The Pennsylvania State University Facsimile: Int+ 1 814 865 7077
117 Ann Building, University Park, PA 16802
================================================== ===================



From: Dan Fuglewicz

Dear Danny:

Kistler manufactures a Belt Pack Accelerometer and EMG (BPAS) system which
have been sold to NASA. The power sypply and signal conditioning is housed
in two separate units which are worn by the subject. The system can handle
a combination of nine accelerometers and EMG's. An important feature is
the isolated EMG circuit.

The data is output via a 15-pin connector which is suited for a TEAC
recorder or our BioWare software. BioWare can accept up to eight user
defined inputs. Thus, when using BioWare, the BPAS system can utilize
eight of the nine channels.

The system is somewhat expensive (typical price range of $7K & $12K)
depending upon configuration, but is the only EMG isolated system utilizing
a single multiconductor teather. Typical operating life of the battery
system is 1.5 hrs. to 2hrs.

If you wish more information, let me know. Feel free to e-mail or call at
1-800-745-7484.

Regards,

Bob Redd



From: Dan Gottesman

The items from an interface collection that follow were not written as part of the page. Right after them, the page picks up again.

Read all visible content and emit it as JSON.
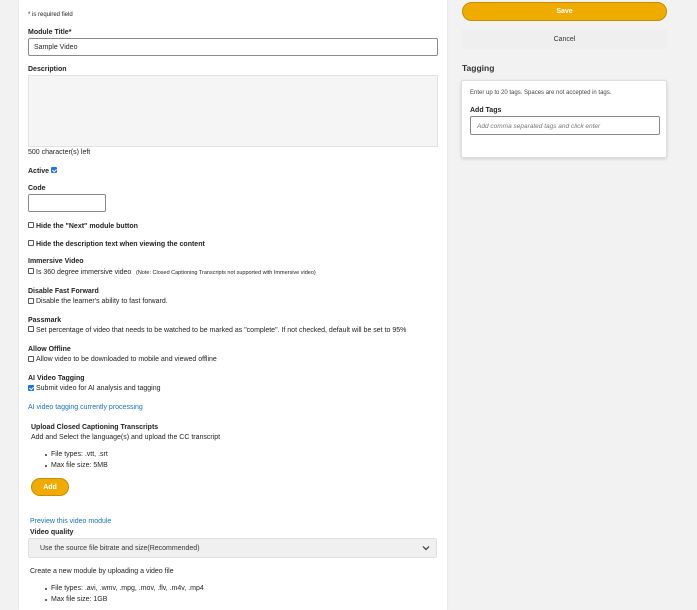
{
  "form": {
    "required_note": "* is required field",
    "module_title_label": "Module Title*",
    "module_title_value": "Sample Video",
    "description_label": "Description",
    "char_left": "500 character(s) left",
    "active_label": "Active",
    "code_label": "Code",
    "hide_next_label": "Hide the \"Next\" module button",
    "hide_desc_label": "Hide the description text when viewing the content",
    "immersive_heading": "Immersive Video",
    "immersive_label": "Is 360 degree immersive video",
    "immersive_note": "(Note: Closed Captioning Transcripts not supported with Immersive video)",
    "fastforward_heading": "Disable Fast Forward",
    "fastforward_label": "Disable the learner's ability to fast forward.",
    "passmark_heading": "Passmark",
    "passmark_label": "Set percentage of video that needs to be watched to be marked as \"complete\". If not checked, default will be set to 95%",
    "offline_heading": "Allow Offline",
    "offline_label": "Allow video to be downloaded to mobile and viewed offline",
    "ai_heading": "AI Video Tagging",
    "ai_label": "Submit video for AI analysis and tagging",
    "ai_processing": "AI video tagging currently processing",
    "cc_heading": "Upload Closed Captioning Transcripts",
    "cc_desc": "Add and Select the language(s) and upload the CC transcript",
    "cc_filetypes": "File types: .vtt, .srt",
    "cc_maxsize": "Max file size: 5MB",
    "add_button": "Add",
    "preview_link": "Preview this video module",
    "quality_label": "Video quality",
    "quality_selected": "Use the source file bitrate and size(Recommended)",
    "upload_desc": "Create a new module by uploading a video file",
    "video_filetypes": "File types: .avi, .wmv, .mpg, .mov, .flv, .m4v, .mp4",
    "video_maxsize": "Max file size: 1GB",
    "checks": {
      "active": true,
      "ai": true
    }
  },
  "sidebar": {
    "save_label": "Save",
    "cancel_label": "Cancel",
    "tagging_heading": "Tagging",
    "tagging_hint": "Enter up to 20 tags. Spaces are not accepted in tags.",
    "add_tags_label": "Add Tags",
    "tags_placeholder": "Add comma separated tags and click enter"
  },
  "colors": {
    "accent": "#f0ab00",
    "link": "#1a6fc2",
    "checkbox": "#1a73e8"
  }
}
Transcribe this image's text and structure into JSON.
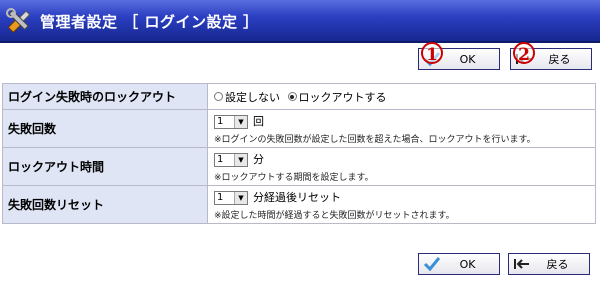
{
  "window": {
    "title": "管理者設定 ［ ログイン設定 ］",
    "icon": "tools-icon"
  },
  "toolbar_top": {
    "ok_label": "OK",
    "back_label": "戻る",
    "ok_badge": "1",
    "back_badge": "2"
  },
  "settings": {
    "lockout": {
      "label": "ログイン失敗時のロックアウト",
      "options": [
        "設定しない",
        "ロックアウトする"
      ],
      "selected": "ロックアウトする"
    },
    "fail_count": {
      "label": "失敗回数",
      "value": "1",
      "unit": "回",
      "note": "※ログインの失敗回数が設定した回数を超えた場合、ロックアウトを行います。"
    },
    "lockout_time": {
      "label": "ロックアウト時間",
      "value": "1",
      "unit": "分",
      "note": "※ロックアウトする期間を設定します。"
    },
    "reset": {
      "label": "失敗回数リセット",
      "value": "1",
      "unit": "分経過後リセット",
      "note": "※設定した時間が経過すると失敗回数がリセットされます。"
    }
  },
  "toolbar_bottom": {
    "ok_label": "OK",
    "back_label": "戻る"
  },
  "colors": {
    "title_bar": "#1e30a8",
    "label_cell": "#dfe5f5",
    "badge": "#cc0000",
    "check": "#3a8fd8"
  }
}
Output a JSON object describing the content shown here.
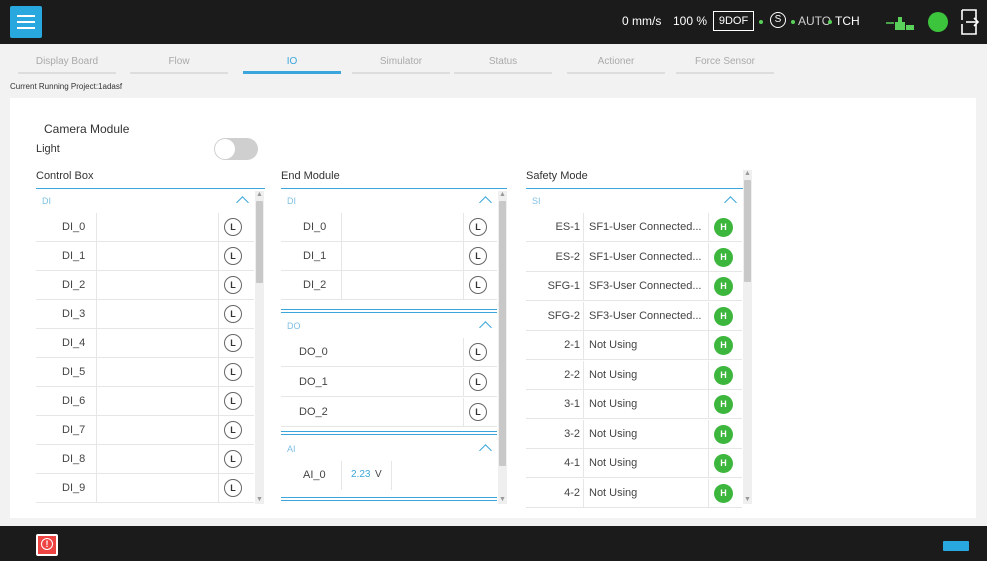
{
  "topbar": {
    "speed": "0 mm/s",
    "override": "100 %",
    "dof": "9DOF",
    "safety_symbol": "S",
    "mode": "AUTO",
    "coordinate": "TCH",
    "status_color": "#3cc43c",
    "accent": "#29a8e0",
    "icons": [
      "menu-icon",
      "safety-s-icon",
      "robot-connection-icon",
      "status-indicator-icon",
      "logout-icon"
    ]
  },
  "tabs": [
    "Display Board",
    "Flow",
    "IO",
    "Simulator",
    "Status",
    "Actioner",
    "Force Sensor"
  ],
  "active_tab": "IO",
  "project": "Current Running Project:1adasf",
  "camera": {
    "title": "Camera Module",
    "light_label": "Light",
    "light_on": false
  },
  "control_box": {
    "title": "Control Box",
    "group": "DI",
    "rows": [
      {
        "name": "DI_0",
        "level": "L"
      },
      {
        "name": "DI_1",
        "level": "L"
      },
      {
        "name": "DI_2",
        "level": "L"
      },
      {
        "name": "DI_3",
        "level": "L"
      },
      {
        "name": "DI_4",
        "level": "L"
      },
      {
        "name": "DI_5",
        "level": "L"
      },
      {
        "name": "DI_6",
        "level": "L"
      },
      {
        "name": "DI_7",
        "level": "L"
      },
      {
        "name": "DI_8",
        "level": "L"
      },
      {
        "name": "DI_9",
        "level": "L"
      }
    ]
  },
  "end_module": {
    "title": "End Module",
    "di_group": "DI",
    "di_rows": [
      {
        "name": "DI_0",
        "level": "L"
      },
      {
        "name": "DI_1",
        "level": "L"
      },
      {
        "name": "DI_2",
        "level": "L"
      }
    ],
    "do_group": "DO",
    "do_rows": [
      {
        "name": "DO_0",
        "level": "L"
      },
      {
        "name": "DO_1",
        "level": "L"
      },
      {
        "name": "DO_2",
        "level": "L"
      }
    ],
    "ai_group": "AI",
    "ai_rows": [
      {
        "name": "AI_0",
        "value": "2.23",
        "unit": "V"
      }
    ]
  },
  "safety_mode": {
    "title": "Safety Mode",
    "group": "SI",
    "rows": [
      {
        "id": "ES-1",
        "desc": "SF1-User Connected...",
        "level": "H"
      },
      {
        "id": "ES-2",
        "desc": "SF1-User Connected...",
        "level": "H"
      },
      {
        "id": "SFG-1",
        "desc": "SF3-User Connected...",
        "level": "H"
      },
      {
        "id": "SFG-2",
        "desc": "SF3-User Connected...",
        "level": "H"
      },
      {
        "id": "2-1",
        "desc": "Not Using",
        "level": "H"
      },
      {
        "id": "2-2",
        "desc": "Not Using",
        "level": "H"
      },
      {
        "id": "3-1",
        "desc": "Not Using",
        "level": "H"
      },
      {
        "id": "3-2",
        "desc": "Not Using",
        "level": "H"
      },
      {
        "id": "4-1",
        "desc": "Not Using",
        "level": "H"
      },
      {
        "id": "4-2",
        "desc": "Not Using",
        "level": "H"
      }
    ]
  },
  "bottombar": {
    "icons": [
      "alert-icon",
      "keyboard-icon"
    ]
  }
}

You might want to consider using either and inclinometer or accelerometers,
which will give you and orientation relative to gravity. You could
create a model to determine how much the acceleration of the limbs will
affect your results. The simplest solution might however be to just use
potentiometers mounted to a frame. The knee is not too hard, the main
problem being getting the center of rotation axis to be the save in the
body and the goniometer.



From: Moshe

Dear Danny:
I had a similar problem lately and was recommended to use the Penny & Giles
elgons. Unfortunatly I do not have their address here but I believe it was on t
he net last month.
I got their ads. It looks great and works good. However, their crosstalk and
repeatability is somewhat poor according to some users. Again, all details
are not with me but it was on the net during last month.
Good luck, Moshe

********************************************!***** **********************
* MOSHE NISSAN, PHD ! FAX: 972-3-6974546 *
* BIO-MEDICAL ENGINEER ! TEL: 972-3-6974720 (WORK)*
* Dept. Orthopaedics B' ! : 972-4-371788 (home) *
* TEL-AVIV SOURASKY MEDICAL CENTER ! *
* 6 Weitzman st. Tel-Aviv 64239 ISRAEL ! Bitnet: RPRNISN@TECHNION *
************************************************** **********************



From: Quevedo@deb.fee.unicamp.br

Try to get the file "goniometers.txt", available through ftp at
the machine "cesar.unicamp.br", at the directory "pub/medicine/incoming".
This file contains the replies to a question I did about goniometers
last month.
Greetings,
Antonio Augusto Fasolo Quevedo
e-mail : Quevedo@deb.fee.unicamp.br